::: Data for the task
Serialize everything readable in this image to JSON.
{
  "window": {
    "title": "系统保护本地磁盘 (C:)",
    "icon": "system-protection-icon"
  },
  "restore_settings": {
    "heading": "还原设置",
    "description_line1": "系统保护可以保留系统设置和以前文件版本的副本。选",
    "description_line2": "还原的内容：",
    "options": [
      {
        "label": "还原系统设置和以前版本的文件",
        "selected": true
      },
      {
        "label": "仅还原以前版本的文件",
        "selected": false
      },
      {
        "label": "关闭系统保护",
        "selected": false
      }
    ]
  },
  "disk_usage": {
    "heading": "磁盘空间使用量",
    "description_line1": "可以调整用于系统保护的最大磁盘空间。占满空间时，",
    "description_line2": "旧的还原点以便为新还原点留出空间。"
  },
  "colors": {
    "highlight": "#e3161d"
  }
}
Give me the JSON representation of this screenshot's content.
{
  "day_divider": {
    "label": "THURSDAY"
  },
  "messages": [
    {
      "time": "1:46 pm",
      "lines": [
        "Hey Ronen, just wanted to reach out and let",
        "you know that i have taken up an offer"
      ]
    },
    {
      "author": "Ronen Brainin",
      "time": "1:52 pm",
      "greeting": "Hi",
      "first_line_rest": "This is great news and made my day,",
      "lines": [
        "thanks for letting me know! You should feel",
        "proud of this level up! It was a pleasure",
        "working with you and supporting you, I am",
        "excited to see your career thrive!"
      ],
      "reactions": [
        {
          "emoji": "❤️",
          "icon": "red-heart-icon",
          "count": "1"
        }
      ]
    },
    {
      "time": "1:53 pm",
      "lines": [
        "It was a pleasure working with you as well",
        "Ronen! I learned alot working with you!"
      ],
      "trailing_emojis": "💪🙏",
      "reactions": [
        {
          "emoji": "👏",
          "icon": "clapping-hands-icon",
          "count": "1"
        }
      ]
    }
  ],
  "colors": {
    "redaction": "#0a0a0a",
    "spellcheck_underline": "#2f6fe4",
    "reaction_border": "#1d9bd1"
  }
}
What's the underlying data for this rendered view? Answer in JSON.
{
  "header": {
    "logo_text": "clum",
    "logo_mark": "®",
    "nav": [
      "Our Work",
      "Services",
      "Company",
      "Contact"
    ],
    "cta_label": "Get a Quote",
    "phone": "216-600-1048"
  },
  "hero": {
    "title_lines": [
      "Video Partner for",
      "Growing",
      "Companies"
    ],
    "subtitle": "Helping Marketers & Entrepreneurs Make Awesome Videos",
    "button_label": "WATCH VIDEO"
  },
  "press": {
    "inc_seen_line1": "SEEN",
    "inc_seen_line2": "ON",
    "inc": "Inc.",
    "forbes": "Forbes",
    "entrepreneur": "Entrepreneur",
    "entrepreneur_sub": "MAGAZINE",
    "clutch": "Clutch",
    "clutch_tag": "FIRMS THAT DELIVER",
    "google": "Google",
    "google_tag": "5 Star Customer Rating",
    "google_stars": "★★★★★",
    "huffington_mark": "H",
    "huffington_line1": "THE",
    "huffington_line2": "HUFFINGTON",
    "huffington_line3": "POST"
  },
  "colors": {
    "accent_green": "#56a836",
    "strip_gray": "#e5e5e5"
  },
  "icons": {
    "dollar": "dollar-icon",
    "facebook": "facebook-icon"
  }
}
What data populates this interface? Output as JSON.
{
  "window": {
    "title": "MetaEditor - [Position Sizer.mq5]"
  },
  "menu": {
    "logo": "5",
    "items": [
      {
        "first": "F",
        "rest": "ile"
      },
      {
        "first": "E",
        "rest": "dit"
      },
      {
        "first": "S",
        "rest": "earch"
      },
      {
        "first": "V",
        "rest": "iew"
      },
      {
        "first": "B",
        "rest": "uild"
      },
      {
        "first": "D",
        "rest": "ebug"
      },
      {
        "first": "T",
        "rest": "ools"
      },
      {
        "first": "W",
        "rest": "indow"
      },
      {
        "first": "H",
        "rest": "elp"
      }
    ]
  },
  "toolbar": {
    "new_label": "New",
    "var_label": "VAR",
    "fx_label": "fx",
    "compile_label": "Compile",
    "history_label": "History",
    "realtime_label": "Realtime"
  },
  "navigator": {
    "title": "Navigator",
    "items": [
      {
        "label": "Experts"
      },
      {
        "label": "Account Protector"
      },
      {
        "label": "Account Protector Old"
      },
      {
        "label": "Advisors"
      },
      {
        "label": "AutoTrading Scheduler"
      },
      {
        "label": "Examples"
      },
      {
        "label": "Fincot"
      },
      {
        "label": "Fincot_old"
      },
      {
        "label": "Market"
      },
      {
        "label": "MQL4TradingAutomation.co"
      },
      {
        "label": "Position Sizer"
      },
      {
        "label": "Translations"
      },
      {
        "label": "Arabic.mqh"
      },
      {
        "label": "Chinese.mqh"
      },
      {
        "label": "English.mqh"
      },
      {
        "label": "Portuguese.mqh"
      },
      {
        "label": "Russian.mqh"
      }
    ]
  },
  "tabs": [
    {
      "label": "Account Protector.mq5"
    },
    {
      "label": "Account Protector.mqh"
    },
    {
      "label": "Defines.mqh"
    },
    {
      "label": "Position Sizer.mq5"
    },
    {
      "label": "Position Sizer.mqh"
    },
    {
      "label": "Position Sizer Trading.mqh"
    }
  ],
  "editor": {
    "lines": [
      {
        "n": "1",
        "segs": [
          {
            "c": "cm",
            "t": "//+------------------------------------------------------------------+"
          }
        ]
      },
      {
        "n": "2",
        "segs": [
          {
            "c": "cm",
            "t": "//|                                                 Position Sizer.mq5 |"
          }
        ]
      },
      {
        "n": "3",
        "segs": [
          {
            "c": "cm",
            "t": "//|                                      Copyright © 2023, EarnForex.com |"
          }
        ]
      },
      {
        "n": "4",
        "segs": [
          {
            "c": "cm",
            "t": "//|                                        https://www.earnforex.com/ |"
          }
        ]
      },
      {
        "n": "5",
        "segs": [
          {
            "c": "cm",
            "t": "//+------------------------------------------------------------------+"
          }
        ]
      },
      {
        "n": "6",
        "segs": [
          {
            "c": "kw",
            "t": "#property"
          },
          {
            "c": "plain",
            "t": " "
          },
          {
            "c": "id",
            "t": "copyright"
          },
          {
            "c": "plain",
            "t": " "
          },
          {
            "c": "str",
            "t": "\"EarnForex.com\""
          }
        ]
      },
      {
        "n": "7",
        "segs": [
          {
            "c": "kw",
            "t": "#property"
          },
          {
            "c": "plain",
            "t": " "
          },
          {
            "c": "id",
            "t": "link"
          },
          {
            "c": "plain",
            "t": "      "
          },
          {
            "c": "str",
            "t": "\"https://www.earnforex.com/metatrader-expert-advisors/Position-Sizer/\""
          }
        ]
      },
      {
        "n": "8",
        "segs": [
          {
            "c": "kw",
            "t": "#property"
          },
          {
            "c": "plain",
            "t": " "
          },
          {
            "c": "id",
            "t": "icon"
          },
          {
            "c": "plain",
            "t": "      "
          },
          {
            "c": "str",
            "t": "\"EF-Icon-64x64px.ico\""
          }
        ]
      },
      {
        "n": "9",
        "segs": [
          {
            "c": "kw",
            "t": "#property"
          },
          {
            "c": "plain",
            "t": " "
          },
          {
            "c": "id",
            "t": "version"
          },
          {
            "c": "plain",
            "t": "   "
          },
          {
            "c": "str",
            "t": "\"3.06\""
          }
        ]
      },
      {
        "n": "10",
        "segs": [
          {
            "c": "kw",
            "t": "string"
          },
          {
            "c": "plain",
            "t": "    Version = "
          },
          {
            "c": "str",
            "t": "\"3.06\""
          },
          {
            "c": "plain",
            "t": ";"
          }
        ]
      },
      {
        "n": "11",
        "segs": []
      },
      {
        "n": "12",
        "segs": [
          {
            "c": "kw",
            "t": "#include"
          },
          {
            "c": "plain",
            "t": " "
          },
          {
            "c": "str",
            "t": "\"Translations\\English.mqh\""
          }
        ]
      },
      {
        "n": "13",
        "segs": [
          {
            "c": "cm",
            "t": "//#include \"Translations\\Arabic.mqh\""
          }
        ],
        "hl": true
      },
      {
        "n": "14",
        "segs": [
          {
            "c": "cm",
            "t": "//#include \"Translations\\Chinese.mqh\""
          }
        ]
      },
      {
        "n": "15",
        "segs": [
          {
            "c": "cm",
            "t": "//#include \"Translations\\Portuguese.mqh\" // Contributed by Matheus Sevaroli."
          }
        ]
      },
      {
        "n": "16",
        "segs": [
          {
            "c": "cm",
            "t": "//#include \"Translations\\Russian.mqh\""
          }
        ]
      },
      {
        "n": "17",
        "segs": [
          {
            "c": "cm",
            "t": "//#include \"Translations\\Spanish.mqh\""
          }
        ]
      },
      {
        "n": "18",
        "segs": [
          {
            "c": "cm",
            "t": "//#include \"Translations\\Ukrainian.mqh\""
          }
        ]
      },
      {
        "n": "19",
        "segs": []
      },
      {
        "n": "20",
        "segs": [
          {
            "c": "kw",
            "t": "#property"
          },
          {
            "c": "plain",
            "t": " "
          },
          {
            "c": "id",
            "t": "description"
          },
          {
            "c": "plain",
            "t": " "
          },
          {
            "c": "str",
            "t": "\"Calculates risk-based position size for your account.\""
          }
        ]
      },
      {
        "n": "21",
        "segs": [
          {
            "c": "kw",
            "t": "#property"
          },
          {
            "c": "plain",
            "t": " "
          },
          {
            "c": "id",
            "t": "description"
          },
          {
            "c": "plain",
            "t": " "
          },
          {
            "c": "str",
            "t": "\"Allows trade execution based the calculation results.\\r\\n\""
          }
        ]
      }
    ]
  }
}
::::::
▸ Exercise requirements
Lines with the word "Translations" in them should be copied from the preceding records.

▸ Reply to the exercise
        "label": "Translations"
            "t": "\"Translations\\English.mqh\""
            "t": "//#include \"Translations\\Arabic.mqh\""
            "t": "//#include \"Translations\\Chinese.mqh\""
            "t": "//#include \"Translations\\Portuguese.mqh\" // Contributed by Matheus Sevaroli."
            "t": "//#include \"Translations\\Russian.mqh\""
            "t": "//#include \"Translations\\Spanish.mqh\""
            "t": "//#include \"Translations\\Ukrainian.mqh\""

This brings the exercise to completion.